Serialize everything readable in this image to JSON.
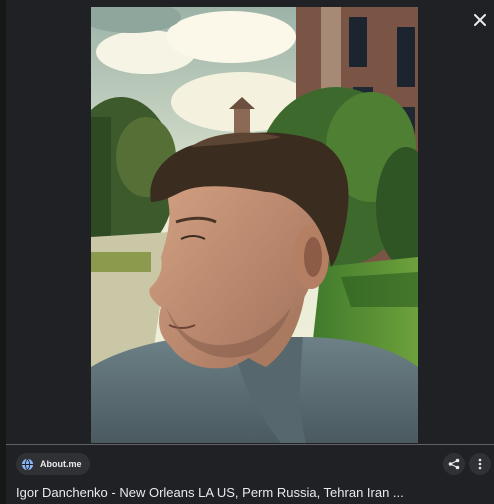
{
  "viewer": {
    "close_icon": "close-icon",
    "image_alt": "Igor Danchenko - New Orleans LA US, Perm Russia, Tehran Iran ...",
    "source": {
      "icon": "globe-icon",
      "label": "About.me"
    },
    "actions": {
      "share_icon": "share-icon",
      "more_icon": "more-vert-icon"
    },
    "title": "Igor Danchenko - New Orleans LA US, Perm Russia, Tehran Iran ..."
  },
  "colors": {
    "background": "#202124",
    "chip": "#303134",
    "text": "#e8eaed",
    "divider": "#5f6368"
  }
}
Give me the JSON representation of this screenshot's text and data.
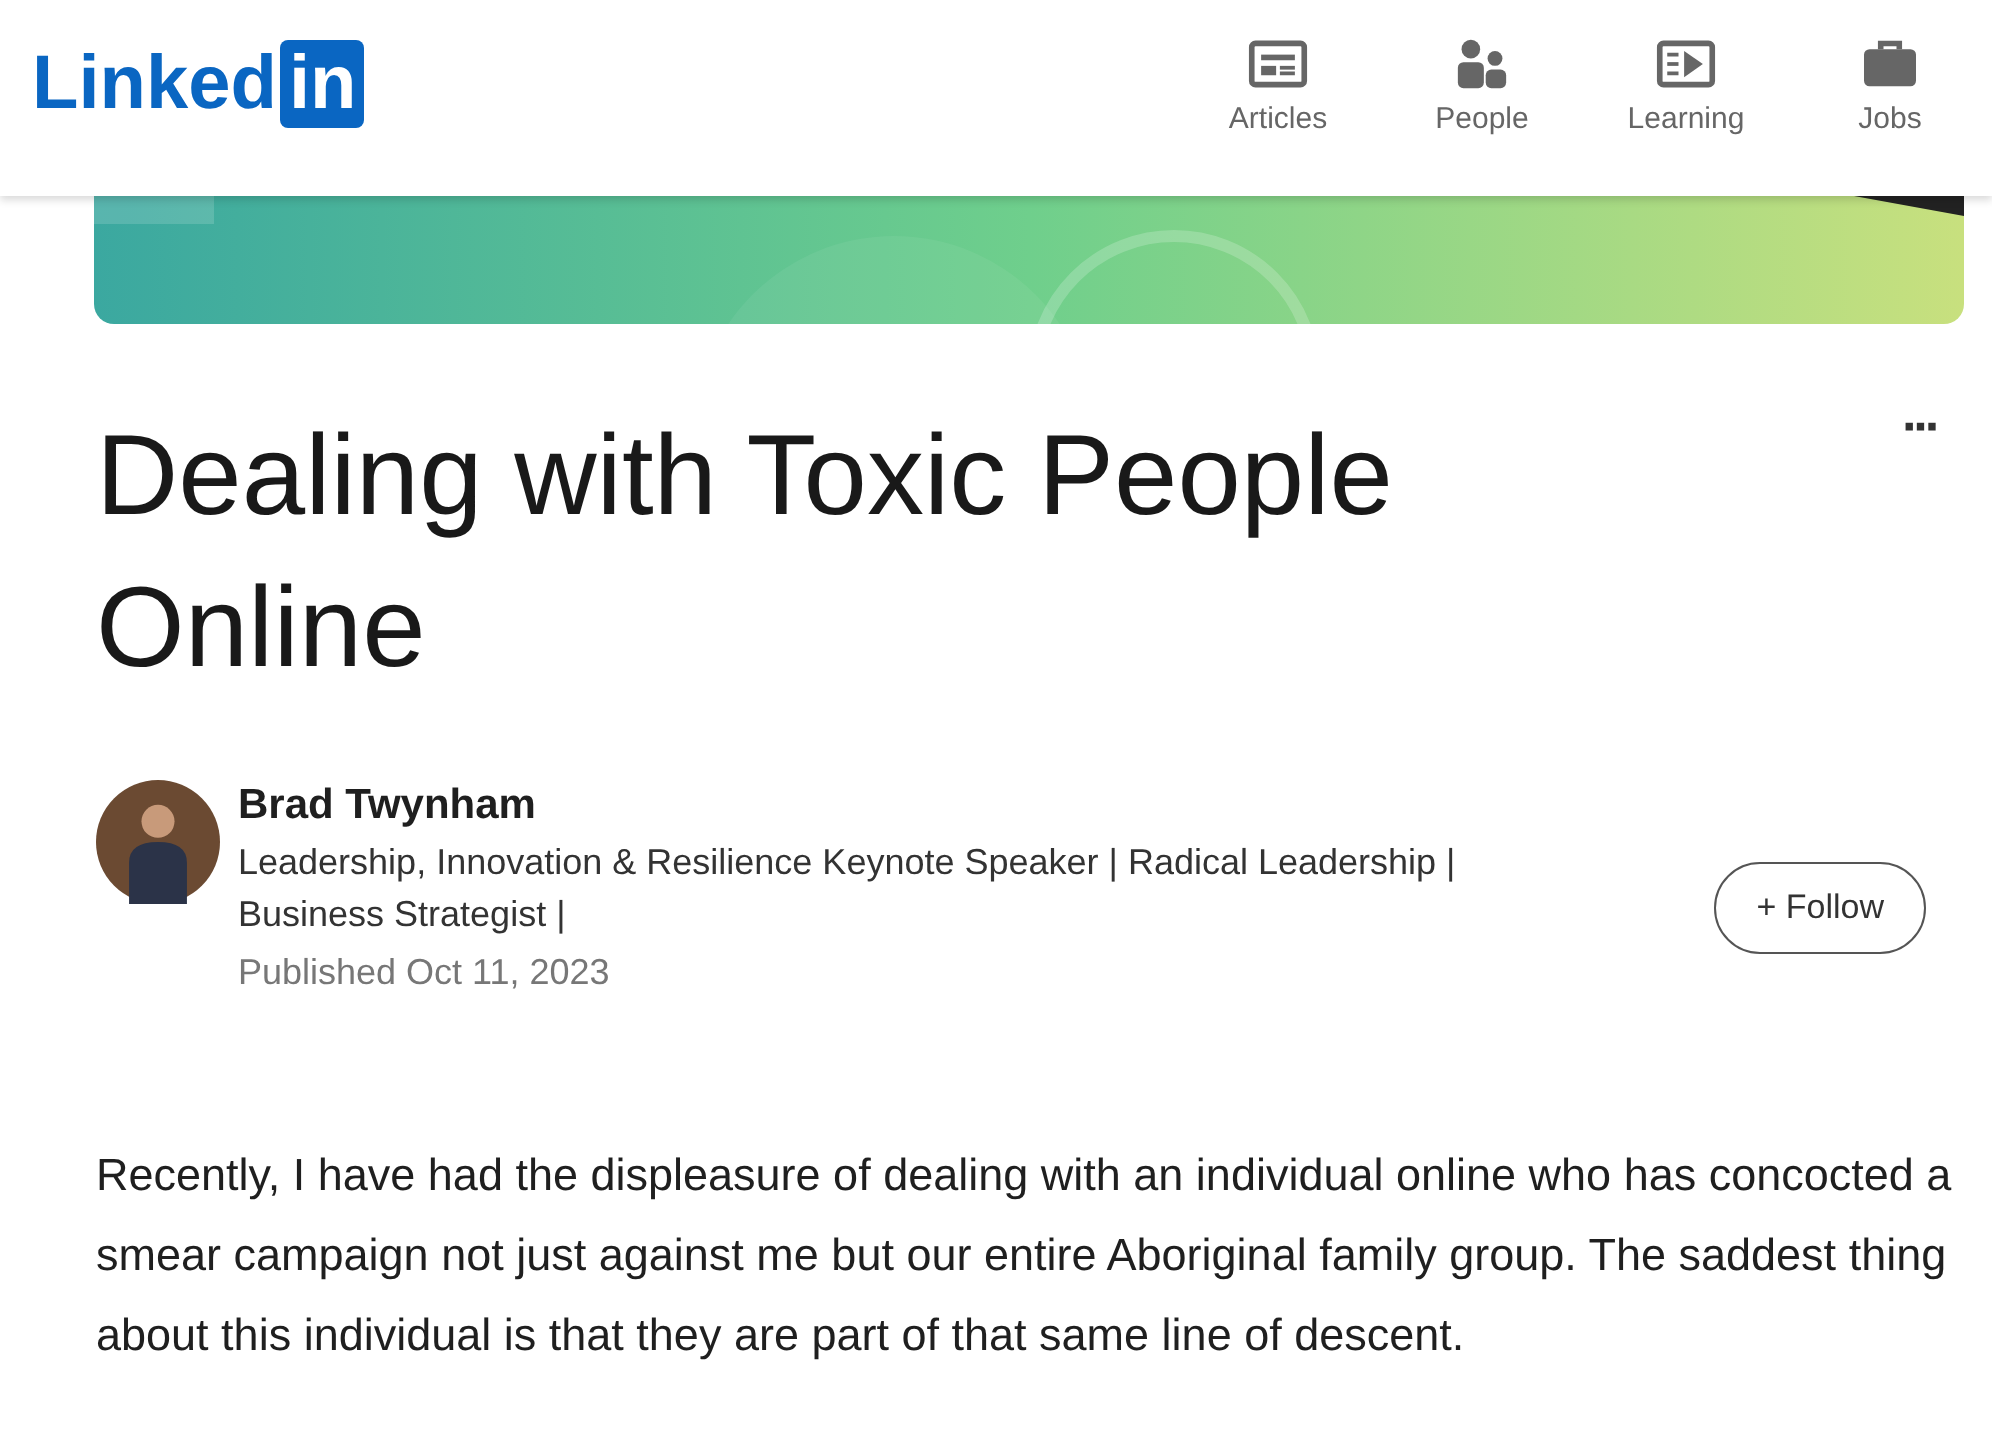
{
  "header": {
    "logo": {
      "word": "Linked",
      "badge": "in"
    },
    "nav": [
      {
        "label": "Articles",
        "kind": "articles"
      },
      {
        "label": "People",
        "kind": "people"
      },
      {
        "label": "Learning",
        "kind": "learning"
      },
      {
        "label": "Jobs",
        "kind": "jobs"
      }
    ]
  },
  "more_menu": "···",
  "article": {
    "title": "Dealing with Toxic People Online",
    "author": {
      "name": "Brad Twynham",
      "headline": "Leadership, Innovation & Resilience Keynote Speaker | Radical Leadership | Business Strategist |",
      "published": "Published Oct 11, 2023"
    },
    "follow_button": "+ Follow",
    "body": "Recently, I have had the displeasure of dealing with an individual online who has concocted a smear campaign not just against me but our entire Aboriginal family group. The saddest thing about this individual is that they are part of that same line of descent."
  }
}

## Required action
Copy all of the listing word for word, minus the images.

## Your solution
Serialize everything readable in this image to JSON.
{
  "viewer": {
    "close_icon": "close-icon",
    "image_alt": "Igor Danchenko - New Orleans LA US, Perm Russia, Tehran Iran ...",
    "source": {
      "icon": "globe-icon",
      "label": "About.me"
    },
    "actions": {
      "share_icon": "share-icon",
      "more_icon": "more-vert-icon"
    },
    "title": "Igor Danchenko - New Orleans LA US, Perm Russia, Tehran Iran ..."
  },
  "colors": {
    "background": "#202124",
    "chip": "#303134",
    "text": "#e8eaed",
    "divider": "#5f6368"
  }
}
Give me the JSON representation of this screenshot's text and data.
{
  "header": {
    "logo": {
      "word": "Linked",
      "badge": "in"
    },
    "nav": [
      {
        "label": "Articles",
        "kind": "articles"
      },
      {
        "label": "People",
        "kind": "people"
      },
      {
        "label": "Learning",
        "kind": "learning"
      },
      {
        "label": "Jobs",
        "kind": "jobs"
      }
    ]
  },
  "more_menu": "···",
  "article": {
    "title": "Dealing with Toxic People Online",
    "author": {
      "name": "Brad Twynham",
      "headline": "Leadership, Innovation & Resilience Keynote Speaker | Radical Leadership | Business Strategist |",
      "published": "Published Oct 11, 2023"
    },
    "follow_button": "+ Follow",
    "body": "Recently, I have had the displeasure of dealing with an individual online who has concocted a smear campaign not just against me but our entire Aboriginal family group. The saddest thing about this individual is that they are part of that same line of descent."
  }
}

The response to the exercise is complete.